→ Your task
Lines below that include "name" are the answer; copy each one.

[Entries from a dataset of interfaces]

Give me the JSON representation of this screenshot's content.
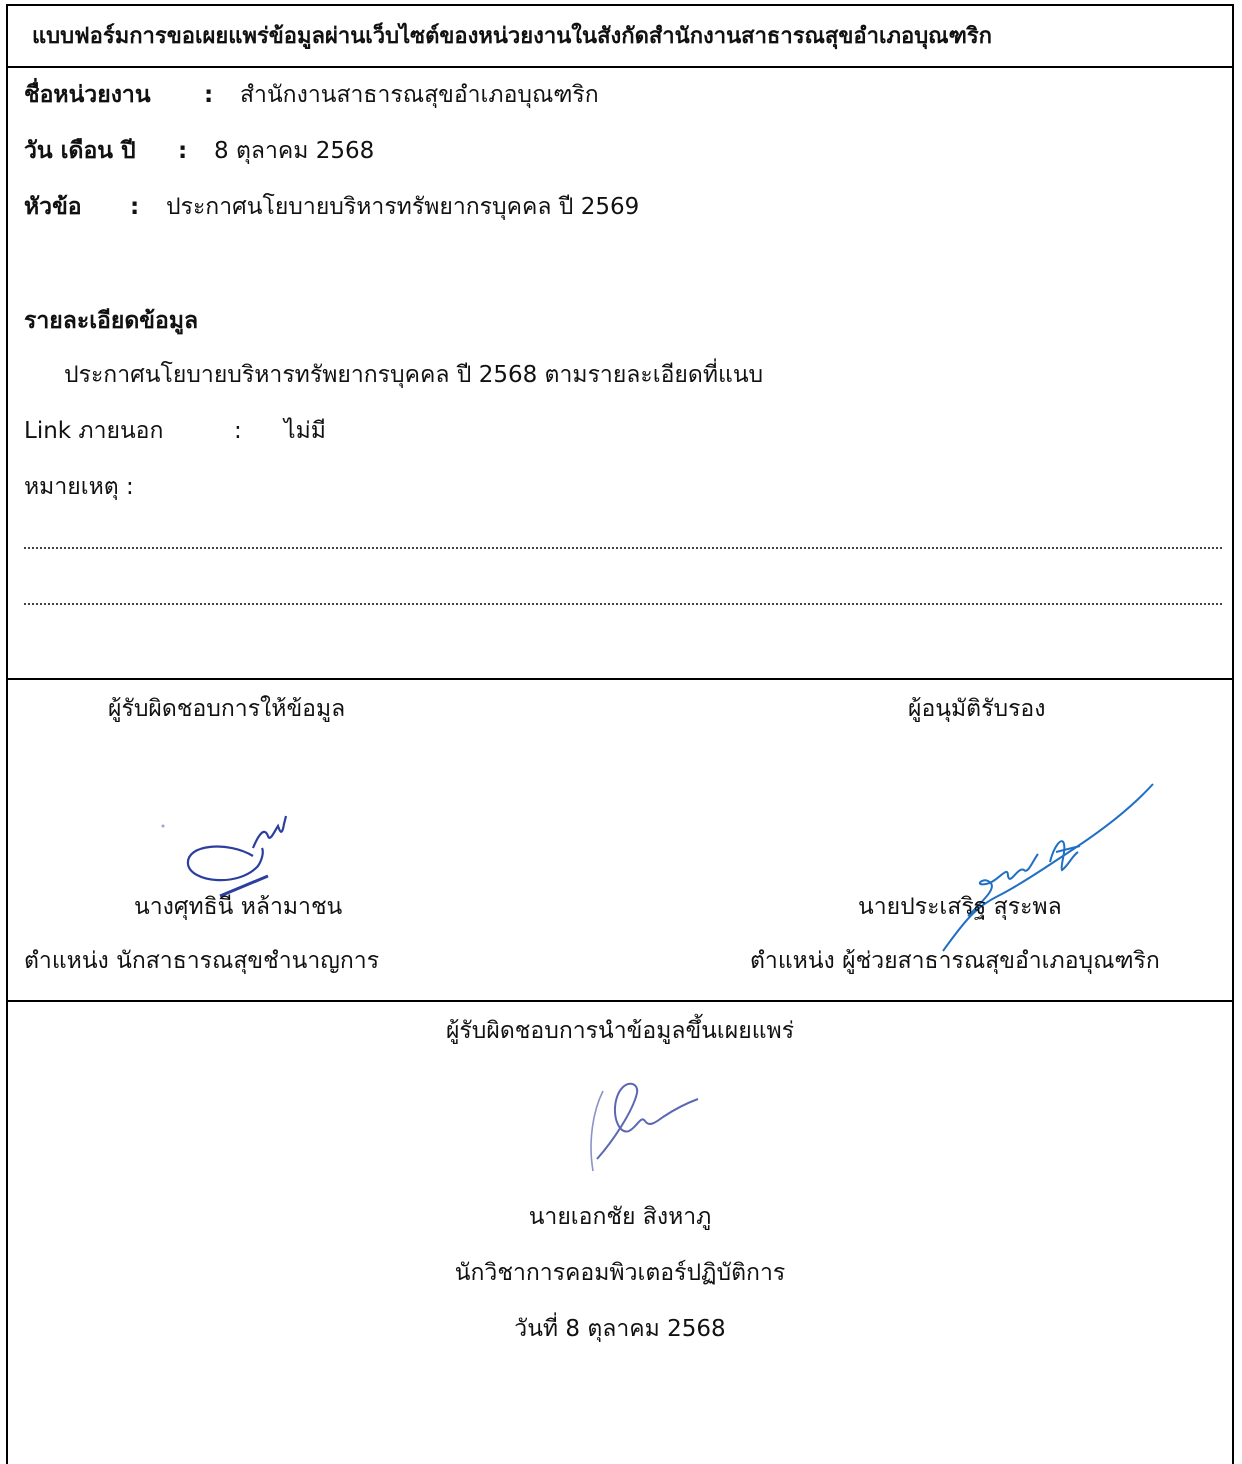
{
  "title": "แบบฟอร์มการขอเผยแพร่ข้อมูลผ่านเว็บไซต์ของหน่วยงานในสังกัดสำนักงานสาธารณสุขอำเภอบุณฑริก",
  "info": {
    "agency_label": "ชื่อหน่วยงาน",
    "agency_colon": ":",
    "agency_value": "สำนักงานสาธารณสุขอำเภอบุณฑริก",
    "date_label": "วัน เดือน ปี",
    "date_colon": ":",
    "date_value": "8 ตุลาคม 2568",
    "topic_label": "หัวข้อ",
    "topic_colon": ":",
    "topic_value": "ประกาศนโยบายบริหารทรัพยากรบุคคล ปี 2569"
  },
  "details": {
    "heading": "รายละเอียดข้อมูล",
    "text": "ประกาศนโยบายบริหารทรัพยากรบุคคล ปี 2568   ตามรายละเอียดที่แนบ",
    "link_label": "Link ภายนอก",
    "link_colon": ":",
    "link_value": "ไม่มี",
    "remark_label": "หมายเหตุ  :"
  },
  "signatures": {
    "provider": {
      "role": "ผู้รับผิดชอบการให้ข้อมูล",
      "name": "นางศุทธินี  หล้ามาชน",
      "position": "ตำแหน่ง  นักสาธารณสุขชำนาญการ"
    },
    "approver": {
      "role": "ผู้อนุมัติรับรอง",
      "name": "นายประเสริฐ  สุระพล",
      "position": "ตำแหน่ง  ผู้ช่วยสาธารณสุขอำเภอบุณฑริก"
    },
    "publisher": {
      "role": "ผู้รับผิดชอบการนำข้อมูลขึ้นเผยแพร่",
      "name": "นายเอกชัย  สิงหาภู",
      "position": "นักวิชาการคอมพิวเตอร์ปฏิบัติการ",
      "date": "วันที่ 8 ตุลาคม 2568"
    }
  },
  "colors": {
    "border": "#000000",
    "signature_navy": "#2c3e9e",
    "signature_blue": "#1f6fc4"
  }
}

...

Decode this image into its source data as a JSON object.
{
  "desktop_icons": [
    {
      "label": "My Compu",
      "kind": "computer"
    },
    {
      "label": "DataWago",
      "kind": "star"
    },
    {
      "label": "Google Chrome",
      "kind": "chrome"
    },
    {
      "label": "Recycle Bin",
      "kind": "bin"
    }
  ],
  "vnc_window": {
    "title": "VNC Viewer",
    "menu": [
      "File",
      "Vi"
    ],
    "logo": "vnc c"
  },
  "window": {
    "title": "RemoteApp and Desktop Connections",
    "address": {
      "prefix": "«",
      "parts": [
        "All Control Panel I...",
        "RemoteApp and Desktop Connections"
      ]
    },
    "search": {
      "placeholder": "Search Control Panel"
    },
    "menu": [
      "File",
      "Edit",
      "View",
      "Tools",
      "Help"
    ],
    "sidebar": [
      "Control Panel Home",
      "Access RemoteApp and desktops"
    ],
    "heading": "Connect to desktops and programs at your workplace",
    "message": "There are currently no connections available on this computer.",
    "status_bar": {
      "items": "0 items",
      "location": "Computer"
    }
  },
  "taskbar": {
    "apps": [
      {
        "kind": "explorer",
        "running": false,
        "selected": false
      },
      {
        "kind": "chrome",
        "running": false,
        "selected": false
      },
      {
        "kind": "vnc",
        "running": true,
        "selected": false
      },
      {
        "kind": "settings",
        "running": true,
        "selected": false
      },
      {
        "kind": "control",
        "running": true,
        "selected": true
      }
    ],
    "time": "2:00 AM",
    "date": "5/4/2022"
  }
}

→ Response to this task
      "name": "นางศุทธินี  หล้ามาชน",
      "name": "นายประเสริฐ  สุระพล",
      "name": "นายเอกชัย  สิงหาภู",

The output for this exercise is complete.